Page 337 - ... in my imagination it is ! my gorge rises at it. Here hung those lips that I have kissed I know not how oft. Where be your gibes now? your gambols? your songs? your flashes of merriment, that were wont to set the table on a roar? Not one now, to mock your own grinning? quite chop-fallen? Now get you to my lady's chamber, and tell her, let her paint an inch thick, to this favour she must come; make her laugh at that. Prithee, Horatio, tell me one thing. Hor. What's that, my lord? Ham. Dost thou...
Page 329 - Tis but an hour ago since it was nine, And after one hour more 'twill be eleven ; And so, from hour to hour, we ripe and ripe, And then, from hour to hour, we rot and rot ; And thereby hangs a tale.
Page 341 - But, I remember, when the fight was done, When I was dry with rage, and extreme toil, Breathless and faint, leaning upon my sword, Came there a certain lord, neat, trimly...

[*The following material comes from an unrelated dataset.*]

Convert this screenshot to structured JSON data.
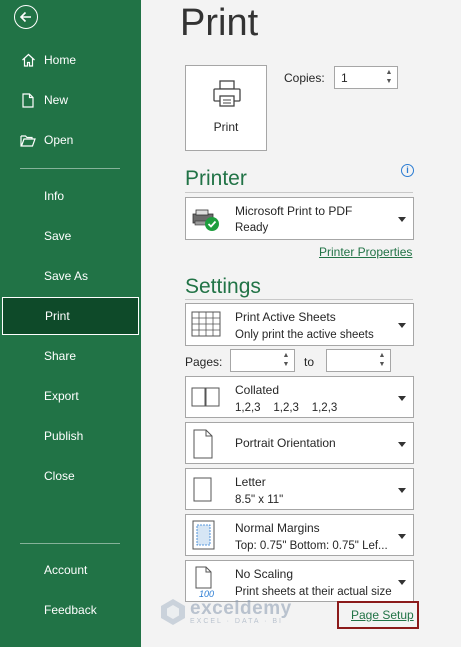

Page 375 - Julius bleed for justice' sake? What villain touch'd his body, that did stab, And not for justice? What, shall one of us, That struck the foremost man of all this world, But for supporting robbers; shall we now Contaminate our fingers with base bribes? And sell the mighty space of our large...
Page 368 - If I do prove her haggard, Though that her jesses were my dear heart-strings, I'd whistle her off, and let her down the wind, To prey at fortune.
Page 337 - Alas ! poor Yorick. I knew him, Horatio ; a fellow of infinite jest, of most excellent fancy ; he hath borne me on his back a thousand times ; and now, how abhorred in my imagination it is ! my gorge rises at it. Here hung those lips that I have kissed I know not how oft.
Page 351 - Grief fills the room up of my absent child, Lies in his bed, walks up and down with me ; Puts on his pretty looks, repeats his words, Remembers me of all his gracious parts, Btuffs out his vacant garments with his form : Then have I reason to be fond of grief.
Page 345 - By heaven, I had rather coin my heart, And drop my blood for drachmas, than to wring From the hard hands of peasants their vile trash By any indirection.
Page 332 - O my soul's joy ! If after every tempest come such calms, May the winds blow till they have waken'd death ! And let the labouring bark climb hills of seas, Olympus-high ; and duck again as low As hell's from heaven ! If it were now to die, 'Twere now to be most happy ; for, I fear, My soul hath her content so absolute, That not another comfort like to this Succeeds in unknown fate.